The crew retreats a few blocks, and Seidel sets up leeward of a five-story building that offers shelter. He does a Weather Channel feed each half-hour, and as he steps out to record his shots in the street, the wind, 50 miles per hour at times, swells his jacket like a parachute and forces him to lean at a 45-degree angle.
"I bend over to reduce my wind resistance," he explains, as if his own 6-foot, 175-pound body were a meteorological lab on which he's performing experiments.

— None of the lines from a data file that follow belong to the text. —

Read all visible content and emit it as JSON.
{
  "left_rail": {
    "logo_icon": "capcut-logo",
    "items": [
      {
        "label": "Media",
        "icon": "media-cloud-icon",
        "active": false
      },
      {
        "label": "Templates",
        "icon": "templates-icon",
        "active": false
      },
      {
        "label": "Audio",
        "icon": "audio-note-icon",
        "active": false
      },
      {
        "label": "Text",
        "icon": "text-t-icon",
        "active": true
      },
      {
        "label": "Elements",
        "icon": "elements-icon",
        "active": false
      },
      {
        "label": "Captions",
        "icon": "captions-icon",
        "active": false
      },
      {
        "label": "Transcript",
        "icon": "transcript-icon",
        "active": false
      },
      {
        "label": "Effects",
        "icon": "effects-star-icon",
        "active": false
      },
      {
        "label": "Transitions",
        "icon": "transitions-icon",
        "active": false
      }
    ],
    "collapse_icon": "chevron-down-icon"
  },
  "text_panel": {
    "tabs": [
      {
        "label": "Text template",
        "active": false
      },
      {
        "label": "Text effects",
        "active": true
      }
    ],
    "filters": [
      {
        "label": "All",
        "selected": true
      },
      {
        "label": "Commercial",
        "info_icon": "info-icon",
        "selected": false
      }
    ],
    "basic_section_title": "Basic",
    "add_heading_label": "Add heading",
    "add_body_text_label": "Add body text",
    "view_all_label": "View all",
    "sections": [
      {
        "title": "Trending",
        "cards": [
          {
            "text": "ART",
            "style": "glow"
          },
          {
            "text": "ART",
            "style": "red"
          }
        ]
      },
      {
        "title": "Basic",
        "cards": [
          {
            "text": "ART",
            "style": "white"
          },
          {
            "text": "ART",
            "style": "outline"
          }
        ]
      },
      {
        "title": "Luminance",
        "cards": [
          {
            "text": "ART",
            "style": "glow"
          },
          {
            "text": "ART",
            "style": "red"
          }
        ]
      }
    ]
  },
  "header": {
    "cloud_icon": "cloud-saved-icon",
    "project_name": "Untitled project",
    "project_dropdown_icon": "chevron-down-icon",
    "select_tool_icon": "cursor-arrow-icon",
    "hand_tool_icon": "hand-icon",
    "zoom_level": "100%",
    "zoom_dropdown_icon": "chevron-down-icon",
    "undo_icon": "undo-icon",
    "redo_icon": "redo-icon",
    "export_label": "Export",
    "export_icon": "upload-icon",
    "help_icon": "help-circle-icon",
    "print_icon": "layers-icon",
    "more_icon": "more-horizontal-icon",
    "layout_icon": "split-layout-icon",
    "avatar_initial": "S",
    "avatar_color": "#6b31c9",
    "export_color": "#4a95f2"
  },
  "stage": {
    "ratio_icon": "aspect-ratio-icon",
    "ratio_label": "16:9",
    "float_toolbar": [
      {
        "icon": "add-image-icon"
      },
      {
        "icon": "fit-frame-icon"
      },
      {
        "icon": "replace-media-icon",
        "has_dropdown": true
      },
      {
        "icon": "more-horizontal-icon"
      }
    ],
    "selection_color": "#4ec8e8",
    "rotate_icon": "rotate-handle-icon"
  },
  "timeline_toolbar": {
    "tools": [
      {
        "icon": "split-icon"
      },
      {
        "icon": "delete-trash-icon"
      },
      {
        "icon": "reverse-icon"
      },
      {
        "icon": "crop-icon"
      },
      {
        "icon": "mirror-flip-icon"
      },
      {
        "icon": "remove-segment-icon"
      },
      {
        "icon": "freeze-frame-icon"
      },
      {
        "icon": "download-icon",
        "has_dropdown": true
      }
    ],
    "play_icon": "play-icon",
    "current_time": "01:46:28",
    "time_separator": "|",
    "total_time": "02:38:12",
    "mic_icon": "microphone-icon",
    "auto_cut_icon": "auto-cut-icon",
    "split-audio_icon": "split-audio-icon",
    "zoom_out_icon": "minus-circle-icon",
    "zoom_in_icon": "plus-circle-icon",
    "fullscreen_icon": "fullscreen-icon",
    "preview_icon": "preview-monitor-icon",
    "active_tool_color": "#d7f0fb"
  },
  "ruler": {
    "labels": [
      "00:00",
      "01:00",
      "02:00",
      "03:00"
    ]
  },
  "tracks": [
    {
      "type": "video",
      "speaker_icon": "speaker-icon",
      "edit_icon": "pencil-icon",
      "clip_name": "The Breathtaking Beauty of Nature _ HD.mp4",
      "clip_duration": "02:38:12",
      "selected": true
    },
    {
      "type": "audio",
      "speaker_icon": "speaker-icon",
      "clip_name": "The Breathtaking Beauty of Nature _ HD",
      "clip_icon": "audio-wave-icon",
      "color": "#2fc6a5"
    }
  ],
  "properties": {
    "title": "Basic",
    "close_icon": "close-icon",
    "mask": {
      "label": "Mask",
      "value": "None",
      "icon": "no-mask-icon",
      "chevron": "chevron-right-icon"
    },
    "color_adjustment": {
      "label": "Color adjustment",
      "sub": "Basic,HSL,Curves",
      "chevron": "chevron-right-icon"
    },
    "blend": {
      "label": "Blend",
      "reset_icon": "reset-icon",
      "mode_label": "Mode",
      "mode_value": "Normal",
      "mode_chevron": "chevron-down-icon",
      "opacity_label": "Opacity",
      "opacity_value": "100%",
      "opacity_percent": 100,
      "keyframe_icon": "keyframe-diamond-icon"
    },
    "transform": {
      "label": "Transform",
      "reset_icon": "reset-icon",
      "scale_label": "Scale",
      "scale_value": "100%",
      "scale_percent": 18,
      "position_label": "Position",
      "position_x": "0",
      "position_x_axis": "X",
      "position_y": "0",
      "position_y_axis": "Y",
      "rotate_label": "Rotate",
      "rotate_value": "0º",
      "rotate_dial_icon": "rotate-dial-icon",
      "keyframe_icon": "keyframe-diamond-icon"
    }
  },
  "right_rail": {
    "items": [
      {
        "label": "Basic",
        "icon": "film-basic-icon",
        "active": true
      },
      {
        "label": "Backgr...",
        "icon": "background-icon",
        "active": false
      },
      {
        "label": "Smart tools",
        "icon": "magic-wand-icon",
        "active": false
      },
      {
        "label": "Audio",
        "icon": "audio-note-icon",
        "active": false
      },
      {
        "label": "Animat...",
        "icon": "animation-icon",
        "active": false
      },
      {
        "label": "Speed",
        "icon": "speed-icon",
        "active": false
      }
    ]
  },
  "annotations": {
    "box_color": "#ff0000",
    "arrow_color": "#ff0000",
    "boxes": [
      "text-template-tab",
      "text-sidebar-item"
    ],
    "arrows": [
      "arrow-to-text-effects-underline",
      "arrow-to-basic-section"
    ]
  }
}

Behind him, four-foot waves are slamming the banks of the Intracoastal, catapulting ghostlike spray 20 feet in the air. As he gestures with his mike, he sees something floundering in the water. "It's a boat. See it?" he shouts to the cameraman. "It's broken loose." It becomes his visual for reports throughout the day; "renegade boats, unmoored and without their skippers" help him illustrate the storm's growing power.
Seidel's commentary, both on-camera and off, is a powerful exposition of this "weather event." Because the storm has slowed so much - from 16 mph to a mere 4 - there will be more damage.
"It's like Dennis, which I covered [in 1999]," he confides. "That storm just stayed there, lingering, off the coast of North Carolina, for seven days. It just ate up the beaches. There's going to be a lot of beach erosion here."
Unlike Hurricane Charley, which ripped across Florida in a matter of seven hours last month, Frances will hover over the land in a slow, steady assault.
"I feel bad for those poor people," he says. "They just got over Charley, and now this."
His empathy is genuine, but it's clear Seidel lives for events like Frances.
"It's fascinating," he says, pulling his blue hood tighter around his boyish face. "I mean, I don't enjoy the loss of property, the damage, but for me, this is what it's about. I like being in weather. It's a high, you know?"
It doesn't hurt that some of his colleagues are here, too. A passing SUV screeches to a halt, and out into the churning rain leaps a laughing Roker. The two half-embrace, half-wrestle as the sweeping gusts threaten to carry them away.
"I don't know if I've ever told you this before, Al," Seidel says with a straight face, "but I love you."
After Roker departs, The Weather Channel's stormcaster learns that the cameras were rolling the whole time. It's all on tape. He smiles. "You're going to see this over and over," he says.
Such high jinks are part of the job, says Seidel, and he enjoys the showbiz aspect of his work; it helps heighten public interest in the story. But "it all starts and ends with weather," he adds. And before too long, he's back on camera, gaze fixed, mind engaged, feet set.
"We expect peak winds of 110 miles per hour by 11 o'clock tonight," he says, both excited and grim. "We'll be here for the next six, seven, eight hours, bringing you the best pictures we can. This is Mike Seidel of The Weather Channel."